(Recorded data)
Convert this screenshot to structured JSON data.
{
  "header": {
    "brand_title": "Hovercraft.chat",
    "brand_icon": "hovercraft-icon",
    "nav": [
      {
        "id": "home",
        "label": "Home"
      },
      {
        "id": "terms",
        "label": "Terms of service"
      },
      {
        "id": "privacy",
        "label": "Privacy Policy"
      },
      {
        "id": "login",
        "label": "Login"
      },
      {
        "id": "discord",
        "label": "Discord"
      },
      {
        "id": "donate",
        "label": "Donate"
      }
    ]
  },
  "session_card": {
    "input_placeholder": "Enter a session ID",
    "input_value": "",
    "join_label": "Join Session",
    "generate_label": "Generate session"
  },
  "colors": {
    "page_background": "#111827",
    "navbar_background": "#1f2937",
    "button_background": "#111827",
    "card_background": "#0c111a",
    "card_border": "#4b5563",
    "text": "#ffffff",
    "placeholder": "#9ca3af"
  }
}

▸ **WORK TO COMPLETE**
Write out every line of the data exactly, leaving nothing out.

▸ **TASK SOLUTION**
Convert this screenshot to structured JSON data.
{
  "header": {
    "brand_title": "Hovercraft.chat",
    "brand_icon": "hovercraft-icon",
    "nav": [
      {
        "id": "home",
        "label": "Home"
      },
      {
        "id": "terms",
        "label": "Terms of service"
      },
      {
        "id": "privacy",
        "label": "Privacy Policy"
      },
      {
        "id": "login",
        "label": "Login"
      },
      {
        "id": "discord",
        "label": "Discord"
      },
      {
        "id": "donate",
        "label": "Donate"
      }
    ]
  },
  "session_card": {
    "input_placeholder": "Enter a session ID",
    "input_value": "",
    "join_label": "Join Session",
    "generate_label": "Generate session"
  },
  "colors": {
    "page_background": "#111827",
    "navbar_background": "#1f2937",
    "button_background": "#111827",
    "card_background": "#0c111a",
    "card_border": "#4b5563",
    "text": "#ffffff",
    "placeholder": "#9ca3af"
  }
}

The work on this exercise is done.